Editorial: Tax plan pros and cons

The federal tax overhaul plan released last week by the House Ways and Means Committee includes a number of measures to help working class families. It also features business and corporate tax changes that count on supply-side economics that haven’t worked, as Kansas proved in the five-year tax experiment the state abandoned earlier this year.

Most appealing is that the plan simplifies federal income taxes by reducing tax brackets, lowering tax rates, raising standard exemptions and limiting deductions.

Officially titled the Tax Cuts and Jobs Act, the plan would reduce the number of federal tax brackets from seven to four and lower taxes for most Americans. Tax tiers would drop from 15 percent to 12 percent at the lowest income tier and from 28 to 25 percent for middle-income earners (households earning $90,000 to $259,999). The top bracket would continue to pay 39.6 percent.

The plan doubles most standard exemptions, from $6,300 to $12,000 for individuals and from $12,700 to $24,000 for married couples filing jointly. It increases child care tax credits and expands the income limits for who’s eligible. It eliminates the alternative minimum tax. The plan also eliminates most itemized deductions except for charitable contributions, mortgage interest, property taxes and retirement savings such as 401(k)s.

Current mortgages would not be affected. But for new mortgages, deductions would only be allowed up to $500,000. Concerns have been raised that $500,000 is below the average home cost in several urban markets. That’s an issue that can be addressed.

Perhaps most concerning is that the plan would eliminate deductions for state and local taxes. That simply isn’t fair given the disparities in tax rates from city to city and state to state. Such taxes are beyond the taxpayer’s control and should be restored before reform is passed.

Also concerning is the lowering of the maximum tax rate for small businesses to 25 percent. That part of the plan includes sole proprietorships, partnerships and S corporations and sounds an awful lot like the LLC exemption that Kansas adopted in 2012 and abandoned last session. It’s important to understand that this tax cut benefits only the highest-earning small businesses. Most small businesses don’t earn enough income to be taxed more than 25 percent. The plan also lowers the maximum corporate tax rate from 35 percent to 20 percent.

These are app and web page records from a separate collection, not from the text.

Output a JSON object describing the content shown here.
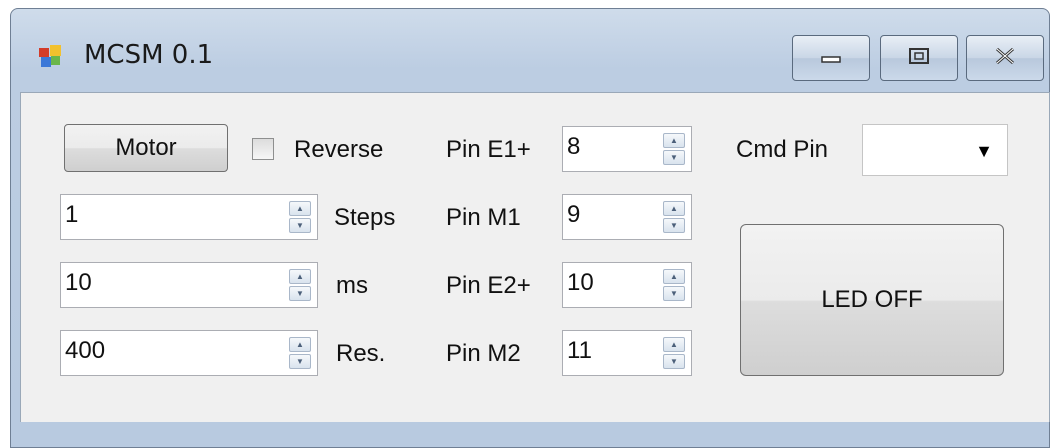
{
  "window": {
    "title": "MCSM 0.1",
    "icon": "app-window-icon",
    "caption_buttons": [
      "minimize-icon",
      "maximize-icon",
      "close-icon"
    ]
  },
  "controls": {
    "motor_label": "Motor",
    "reverse_label": "Reverse",
    "reverse_checked": false,
    "steps": {
      "value": "1",
      "unit": "Steps"
    },
    "delay": {
      "value": "10",
      "unit": "ms"
    },
    "resolution": {
      "value": "400",
      "unit": "Res."
    }
  },
  "pins": [
    {
      "label": "Pin E1+",
      "value": "8"
    },
    {
      "label": "Pin M1",
      "value": "9"
    },
    {
      "label": "Pin E2+",
      "value": "10"
    },
    {
      "label": "Pin M2",
      "value": "11"
    }
  ],
  "cmd_pin": {
    "label": "Cmd Pin",
    "selected": ""
  },
  "led_button_label": "LED OFF",
  "colors": {
    "titlebar": "#c6d5e7",
    "client": "#f0f0f0",
    "close_hover": "#c75050"
  }
}
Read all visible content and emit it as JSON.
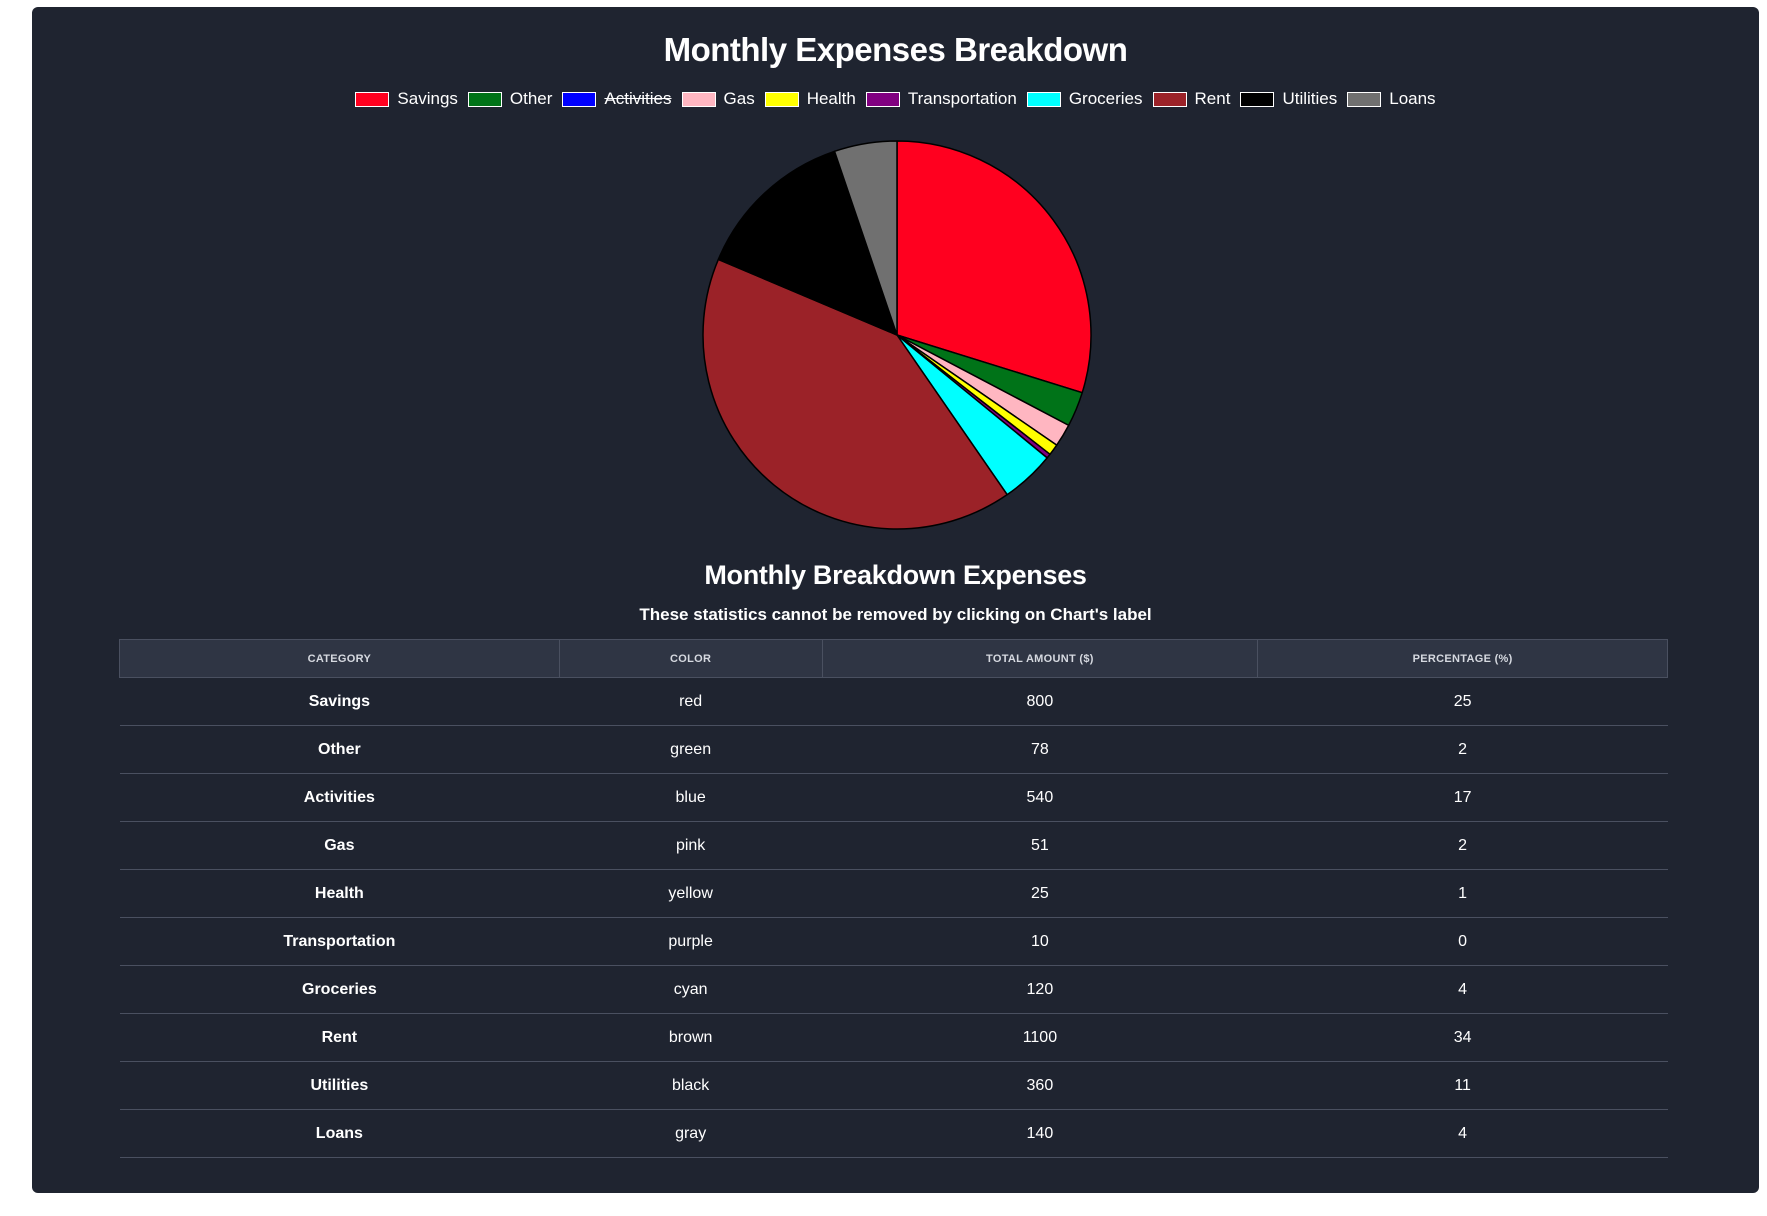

It’s still early in the tax reform process. The Senate Finance Committee is expected to release its plan before Thanksgiving, and there are likely to be stark differences that must be ironed out. President Donald Trump is eager for tax reform to pass, but his ability to bring lawmakers together behind a plan is questionable at best.

Still, the House deserves credit for advancing tax reform ideas that would simplify the federal tax system and help many Americans. But the plan relies too heavily on the theory that tax breaks for businesses and corporations will trickle down throughout the economy. As Kansas knows all too well, it rarely works that way.